The recent events in Kenya are also effecting Uganda. For one, a number of Kenyans fleeing the violence have crossed the border into Uganda. Uganda, as a land locked country, also depends on Kenya as it's connection to the coast (a.k.a trade). Gas prices in Uganda have skyrocketted as a result of Kenya's conflict. Right now gasoline is upwards of 3 times it's normal price in Uganda!!! Taxi rides are ex-pen-sive.

It is hard to tell what will happen in Kenya, as the disturbance is so recent. But keep an eye on the headlines and send all your peaceful thoughts and goodwill towards East Africa. Let's hope for the best.....

Wednesday, January 2, 2008

Tis' the season

Happy holidays to all!!!! I sincerely hope every last one of you had a great Christmas or Hanukkah or Kwanzaa or whatever other love and good-tidings filled day you choose to celebrate. And, by the way, how is 2008 treating you so far? Let me back up a moment though. I feel all this holiday business really got moving with Thanksgiving, and that it has just been one long roller coaster of celebration since.

So Thanksgiving....I had a really, truly wonderful Thanksgiving. The celebration was the most multicultural celebration of a purely American holiday I have ever encountered. When we sat down to eat (a delicious feast cooked almost entirely by my friend Amy and myself, including--among other mouth watering treats-- turkey, mashed potatoes, stuffing, green beans, and of course pumpkin pie) we had a group of 10 American PCVs, 4 Ugandans (my counterpart and his wife included), 2 Pakistanis, and 2 Japanese volunteers. It was an amazing way to celebrate Thanksgiving, as we shared a piece of American culture with a variety of people.
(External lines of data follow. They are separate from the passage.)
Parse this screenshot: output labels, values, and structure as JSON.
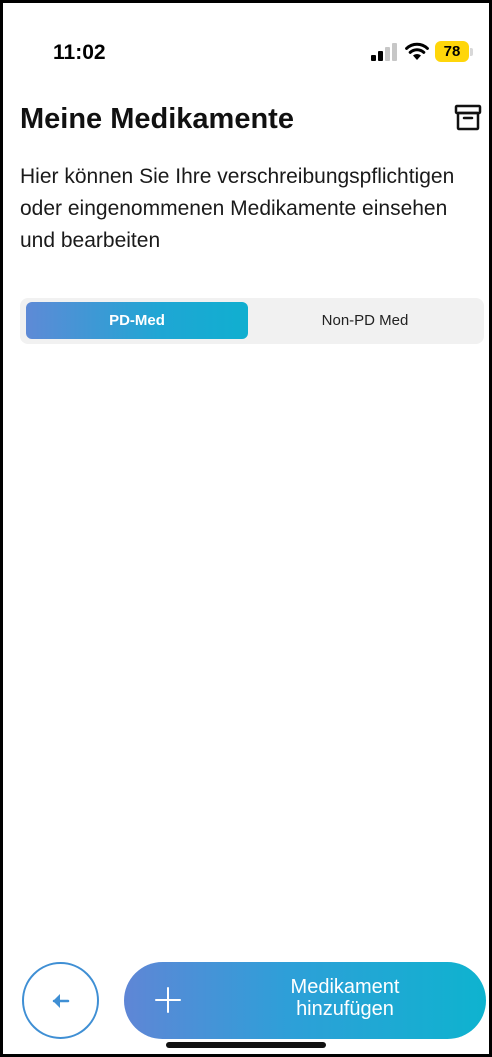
{
  "status_bar": {
    "time": "11:02",
    "battery_level": "78",
    "signal_icon": "cellular-signal-icon",
    "wifi_icon": "wifi-icon",
    "battery_color": "#ffd60a"
  },
  "header": {
    "title": "Meine Medikamente",
    "archive_icon": "archive-icon"
  },
  "description": "Hier können Sie Ihre verschreibungspflichtigen oder eingenommenen Medikamente einsehen und bearbeiten",
  "tabs": [
    {
      "label": "PD-Med",
      "selected": true
    },
    {
      "label": "Non-PD Med",
      "selected": false
    }
  ],
  "footer": {
    "back_icon": "arrow-left-icon",
    "add_icon": "plus-icon",
    "add_label_line1": "Medikament",
    "add_label_line2": "hinzufügen"
  },
  "colors": {
    "accent_start": "#5f86d6",
    "accent_end": "#0eb3cf",
    "back_border": "#3f8fd4"
  }
}
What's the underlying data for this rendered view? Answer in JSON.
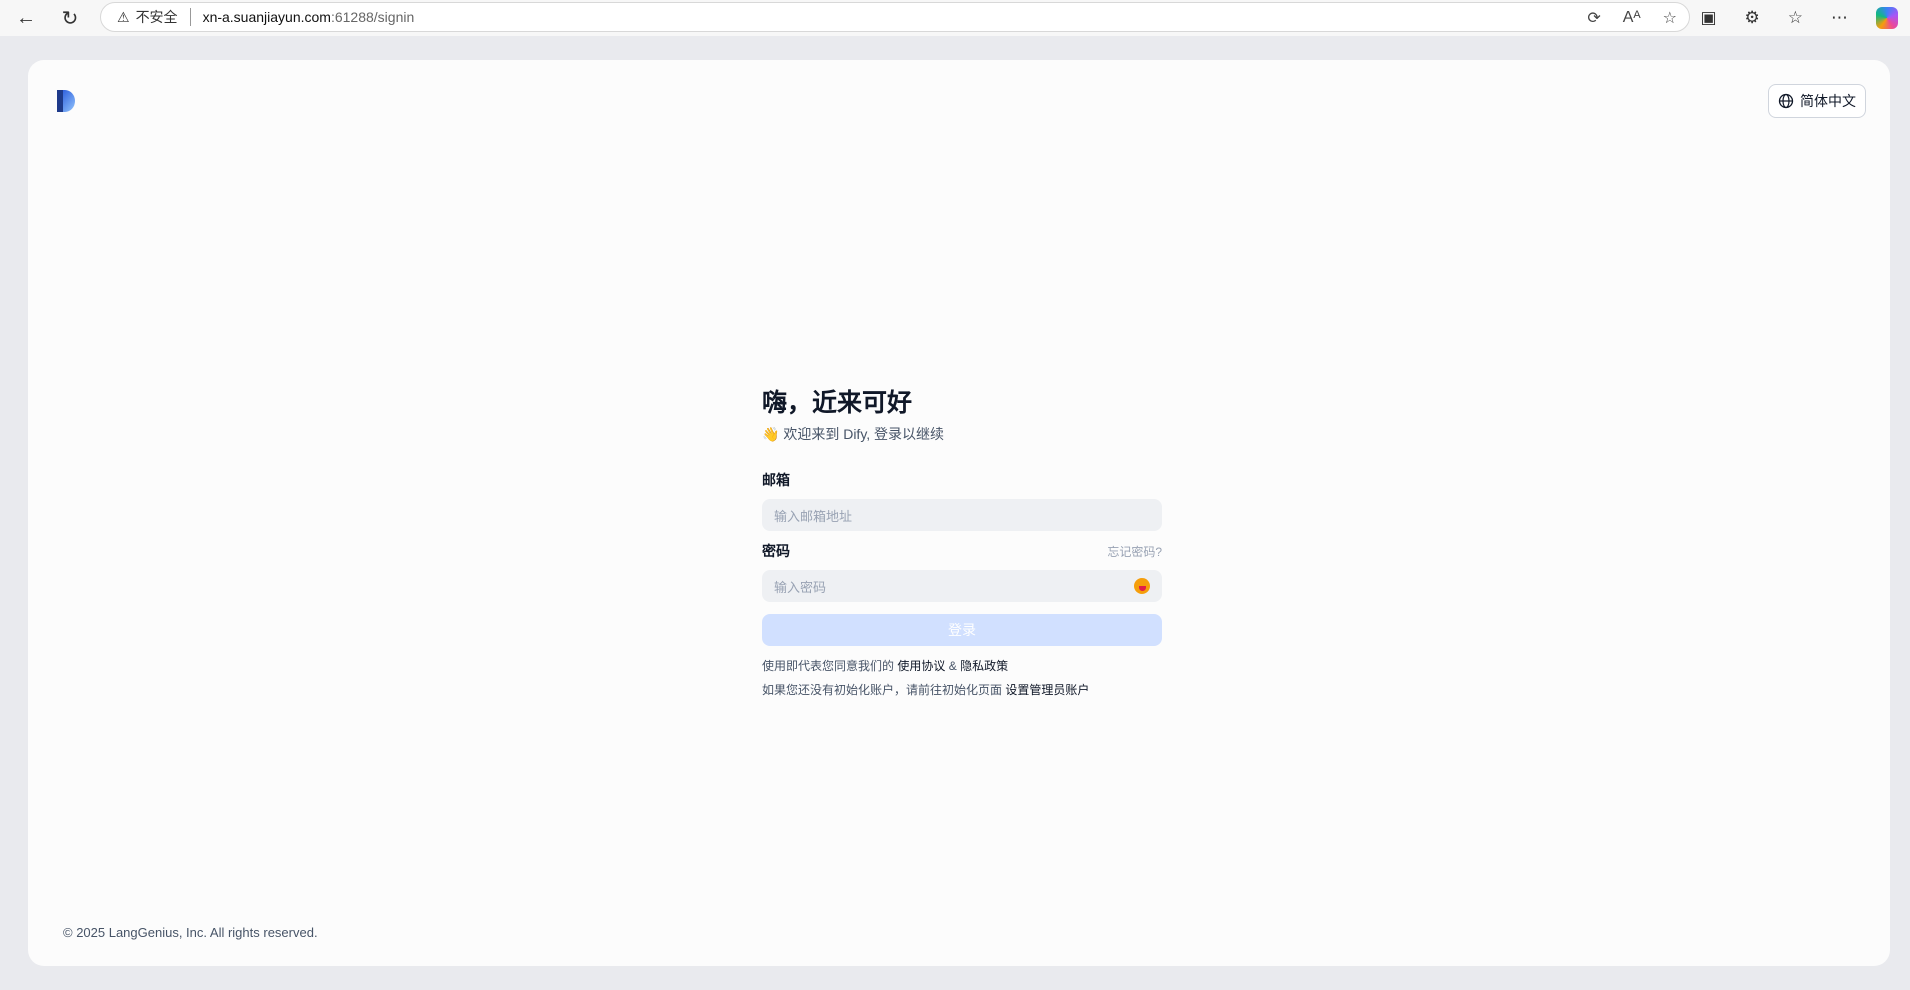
{
  "browser": {
    "insecure_label": "不安全",
    "url_host": "xn-a.suanjiayun.com",
    "url_path": ":61288/signin"
  },
  "header": {
    "language_button": "简体中文"
  },
  "signin": {
    "title": "嗨，近来可好",
    "subtitle": "👋 欢迎来到 Dify, 登录以继续",
    "email_label": "邮箱",
    "email_placeholder": "输入邮箱地址",
    "password_label": "密码",
    "forgot_password": "忘记密码?",
    "password_placeholder": "输入密码",
    "login_button": "登录",
    "terms_prefix": "使用即代表您同意我们的",
    "terms_link": "使用协议",
    "terms_and": "&",
    "privacy_link": "隐私政策",
    "init_prefix": "如果您还没有初始化账户，请前往初始化页面",
    "init_link": "设置管理员账户"
  },
  "footer": {
    "copyright": "© 2025 LangGenius, Inc. All rights reserved."
  }
}
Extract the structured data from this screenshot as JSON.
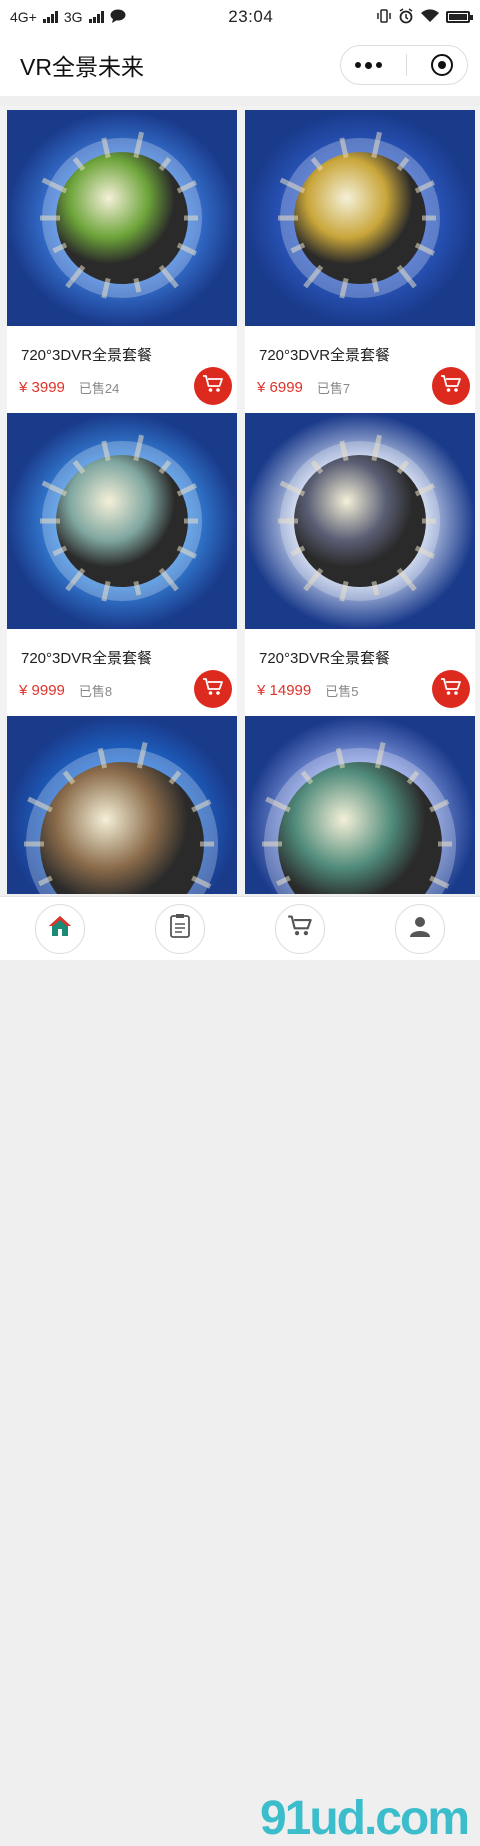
{
  "status": {
    "network1": "4G+",
    "network2": "3G",
    "time": "23:04"
  },
  "navbar": {
    "title": "VR全景未来"
  },
  "products": [
    {
      "name": "720°3DVR全景套餐",
      "price": "¥ 3999",
      "sold": "已售24",
      "sky": "#3c7fe0",
      "planet": "#6da43a"
    },
    {
      "name": "720°3DVR全景套餐",
      "price": "¥ 6999",
      "sold": "已售7",
      "sky": "#2d5cc7",
      "planet": "#c9a63a"
    },
    {
      "name": "720°3DVR全景套餐",
      "price": "¥ 9999",
      "sold": "已售8",
      "sky": "#3a8ee6",
      "planet": "#7fa6a0"
    },
    {
      "name": "720°3DVR全景套餐",
      "price": "¥ 14999",
      "sold": "已售5",
      "sky": "#c9d5ef",
      "planet": "#5a5e74"
    },
    {
      "name": "",
      "price": "",
      "sold": "",
      "sky": "#1f6fd6",
      "planet": "#8a6b4a"
    },
    {
      "name": "",
      "price": "",
      "sold": "",
      "sky": "#8aa0e6",
      "planet": "#4f8a7a"
    }
  ],
  "colors": {
    "accent": "#dd2a1f",
    "price": "#e0322a"
  },
  "tabbar": {
    "icons": [
      "home-icon",
      "order-list-icon",
      "cart-icon",
      "profile-icon"
    ]
  },
  "watermark": "91ud.com"
}
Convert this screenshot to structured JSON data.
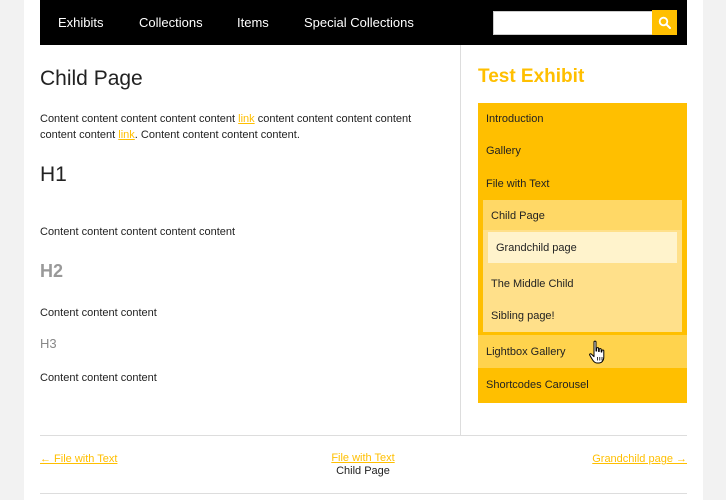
{
  "nav": {
    "items": [
      "Exhibits",
      "Collections",
      "Items",
      "Special Collections"
    ],
    "search_value": ""
  },
  "main": {
    "title": "Child Page",
    "para1": {
      "part1": "Content content content content content ",
      "link1": "link",
      "part2": " content content content content content content ",
      "link2": "link",
      "part3": ". Content content content content."
    },
    "h1": "H1",
    "para2": "Content content content content content",
    "h2": "H2",
    "para3": "Content content content",
    "h3": "H3",
    "para4": "Content content content"
  },
  "sidebar": {
    "title": "Test Exhibit",
    "items": {
      "introduction": "Introduction",
      "gallery": "Gallery",
      "file_with_text": "File with Text",
      "child_page": "Child Page",
      "grandchild_page": "Grandchild page",
      "middle_child": "The Middle Child",
      "sibling_page": "Sibling page!",
      "lightbox_gallery": "Lightbox Gallery",
      "shortcodes_carousel": "Shortcodes Carousel"
    }
  },
  "pager": {
    "prev": "← File with Text",
    "up_link": "File with Text",
    "current": "Child Page",
    "next": "Grandchild page →"
  },
  "colors": {
    "accent": "#ffbf00",
    "nav_bg": "#000000"
  }
}
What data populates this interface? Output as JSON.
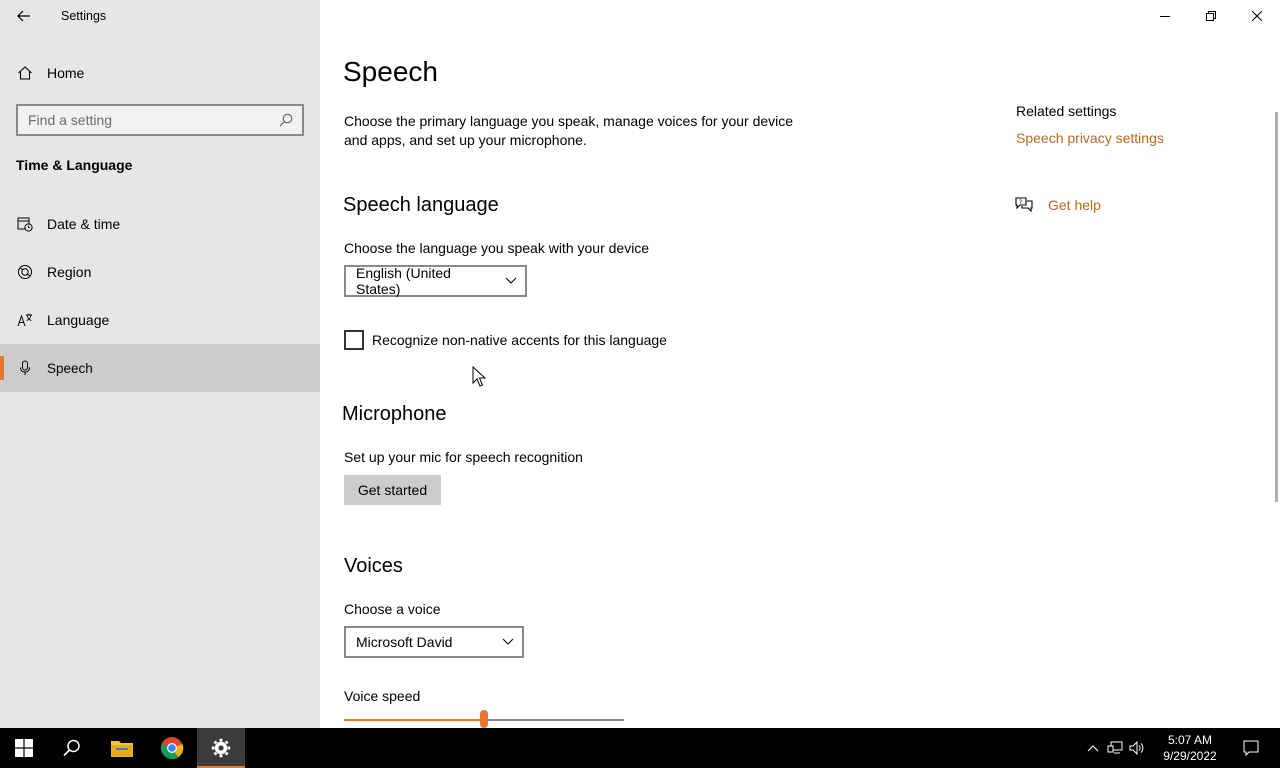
{
  "window": {
    "app_title": "Settings"
  },
  "sidebar": {
    "home_label": "Home",
    "search_placeholder": "Find a setting",
    "section_title": "Time & Language",
    "items": [
      {
        "label": "Date & time",
        "icon": "date-time-icon",
        "selected": false
      },
      {
        "label": "Region",
        "icon": "globe-icon",
        "selected": false
      },
      {
        "label": "Language",
        "icon": "language-icon",
        "selected": false
      },
      {
        "label": "Speech",
        "icon": "microphone-icon",
        "selected": true
      }
    ]
  },
  "main": {
    "title": "Speech",
    "description": "Choose the primary language you speak, manage voices for your device and apps, and set up your microphone.",
    "speech_language": {
      "heading": "Speech language",
      "label": "Choose the language you speak with your device",
      "selected_value": "English (United States)",
      "checkbox_label": "Recognize non-native accents for this language",
      "checkbox_checked": false
    },
    "microphone": {
      "heading": "Microphone",
      "label": "Set up your mic for speech recognition",
      "button_label": "Get started"
    },
    "voices": {
      "heading": "Voices",
      "choose_label": "Choose a voice",
      "selected_voice": "Microsoft David",
      "speed_label": "Voice speed",
      "speed_fraction": 0.5
    }
  },
  "related": {
    "title": "Related settings",
    "privacy_link": "Speech privacy settings",
    "help_link": "Get help"
  },
  "taskbar": {
    "time": "5:07 AM",
    "date": "9/29/2022",
    "apps": [
      "start-icon",
      "search-icon",
      "file-explorer-icon",
      "chrome-icon",
      "settings-icon"
    ]
  },
  "colors": {
    "accent": "#e9762b",
    "link": "#b56a23",
    "sidebar_bg": "#e6e6e6",
    "selected_bg": "#cccccc"
  }
}
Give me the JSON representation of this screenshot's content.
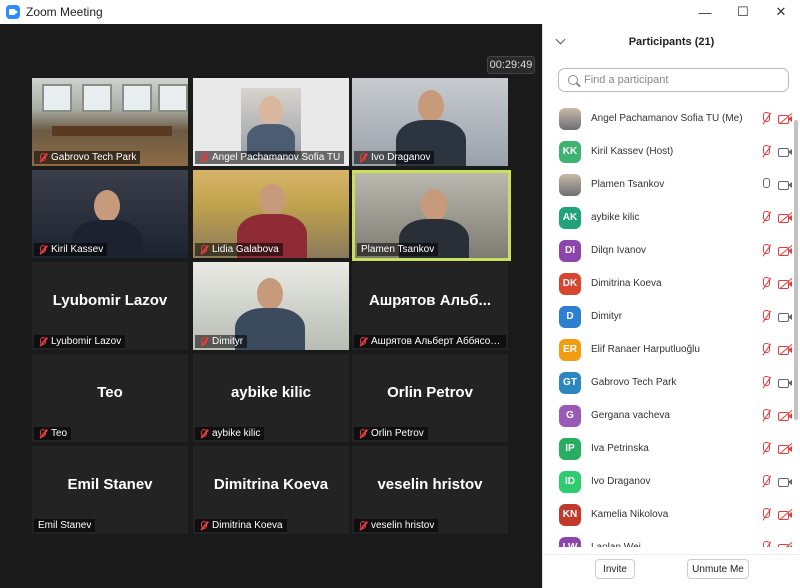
{
  "window": {
    "title": "Zoom Meeting",
    "controls": [
      "—",
      "☐",
      "✕"
    ]
  },
  "meeting": {
    "timer": "00:29:49"
  },
  "tiles": [
    {
      "name": "Gabrovo Tech Park",
      "muted": true,
      "video": "room"
    },
    {
      "name": "Angel Pachamanov  Sofia TU",
      "muted": true,
      "video": "portrait"
    },
    {
      "name": "Ivo Draganov",
      "muted": true,
      "video": "ivo"
    },
    {
      "name": "Kiril Kassev",
      "muted": true,
      "video": "kiril"
    },
    {
      "name": "Lidia Galabova",
      "muted": true,
      "video": "lidia"
    },
    {
      "name": "Plamen Tsankov",
      "muted": false,
      "video": "plamen",
      "active": true
    },
    {
      "name": "Lyubomir Lazov",
      "muted": true,
      "big": "Lyubomir Lazov"
    },
    {
      "name": "Dimityr",
      "muted": true,
      "video": "dimityr"
    },
    {
      "name": "Ашрятов Альберт Аббясов...",
      "muted": true,
      "big": "Ашрятов Альб..."
    },
    {
      "name": "Teo",
      "muted": true,
      "big": "Teo"
    },
    {
      "name": "aybike kilic",
      "muted": true,
      "big": "aybike kilic"
    },
    {
      "name": "Orlin Petrov",
      "muted": true,
      "big": "Orlin Petrov"
    },
    {
      "name": "Emil Stanev",
      "muted": false,
      "big": "Emil Stanev"
    },
    {
      "name": "Dimitrina Koeva",
      "muted": true,
      "big": "Dimitrina Koeva"
    },
    {
      "name": "veselin hristov",
      "muted": true,
      "big": "veselin hristov"
    }
  ],
  "panel": {
    "title": "Participants (21)",
    "search_placeholder": "Find a participant",
    "participants": [
      {
        "initials": "",
        "photo": true,
        "name": "Angel Pachamanov  Sofia TU (Me)",
        "color": "#888888",
        "mic": "off",
        "cam": "off"
      },
      {
        "initials": "KK",
        "name": "Kiril Kassev (Host)",
        "color": "#3cb371",
        "mic": "off",
        "cam": "on"
      },
      {
        "initials": "",
        "photo": true,
        "name": "Plamen Tsankov",
        "color": "#888888",
        "mic": "on",
        "cam": "on"
      },
      {
        "initials": "AK",
        "name": "aybike kilic",
        "color": "#20a37a",
        "mic": "off",
        "cam": "off"
      },
      {
        "initials": "DI",
        "name": "Dilqn Ivanov",
        "color": "#8e44ad",
        "mic": "off",
        "cam": "off"
      },
      {
        "initials": "DK",
        "name": "Dimitrina Koeva",
        "color": "#d9452f",
        "mic": "off",
        "cam": "off"
      },
      {
        "initials": "D",
        "name": "Dimityr",
        "color": "#2d7fd1",
        "mic": "off",
        "cam": "on"
      },
      {
        "initials": "ER",
        "name": "Elif Ranaer Harputluoğlu",
        "color": "#f39c12",
        "mic": "off",
        "cam": "off"
      },
      {
        "initials": "GT",
        "name": "Gabrovo Tech Park",
        "color": "#2e86c1",
        "mic": "off",
        "cam": "on"
      },
      {
        "initials": "G",
        "name": "Gergana vacheva",
        "color": "#9b59b6",
        "mic": "off",
        "cam": "off"
      },
      {
        "initials": "IP",
        "name": "Iva Petrinska",
        "color": "#27ae60",
        "mic": "off",
        "cam": "off"
      },
      {
        "initials": "ID",
        "name": "Ivo Draganov",
        "color": "#2ecc71",
        "mic": "off",
        "cam": "on"
      },
      {
        "initials": "KN",
        "name": "Kamelia Nikolova",
        "color": "#c0392b",
        "mic": "off",
        "cam": "off"
      },
      {
        "initials": "LW",
        "name": "Laolan Wei",
        "color": "#8e44ad",
        "mic": "off",
        "cam": "off"
      }
    ],
    "invite_label": "Invite",
    "unmute_label": "Unmute Me"
  }
}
Now, explaining to our diverse dinner party what we were celebrating on Thanksgiving was a bit of a challenge, due to the inconsistency between the mythos of Thanksgiving and the historical fact of the matter, but we did the best we could. The company and the food were both superb, although cooking a meal of traditional Thanksgiving fare was no small task. For instance, our Thanksgiving turkey was alive and well when we woke up on the morning of the blessed event, that is until Amy and myself....well, just take a look below.

Turkey (alive)

Turkey (not so alive)

Makeshift oven over hot coals


I'm not sure if it's weird or not, but being a part of the process from slaughtering to plucking to cleaning to cooking was oddly satisfying. I felt accomplished, powerful, self-sufficient, and well, just all-around good.

I also had really nice Christmas, which was spent at PCV Brad's house in the Eastern part of Uganda. Below are a few pictures of everyone enjoying Christmas dinner. (Just kidding, now the computer won't load them, but check back later....)

Finally, for New Year's 2008 I stayed at my house and had a good old fashioned American style BBQ. I grilled kebabs out on my lawn and drank a few beers. The kebabs, made with beef and pork and marinaded in 4 different sauces, were delicious and I think my neighbors enjoyed them as well. Although I must admit that I fell asleep before midnight--come on, I don't have any electricity--it was a really good start to a new year in my life in Uganda. Here's to 2008, and all it may hold in store... Oh, I also made a New Year's resolution. I intend to begin exercising OR studying Luganda (the language here) at least 5 days a week. Hopefully I'll turn out smarter or healthier, which would be an improvement either way. Happy New Year!!!!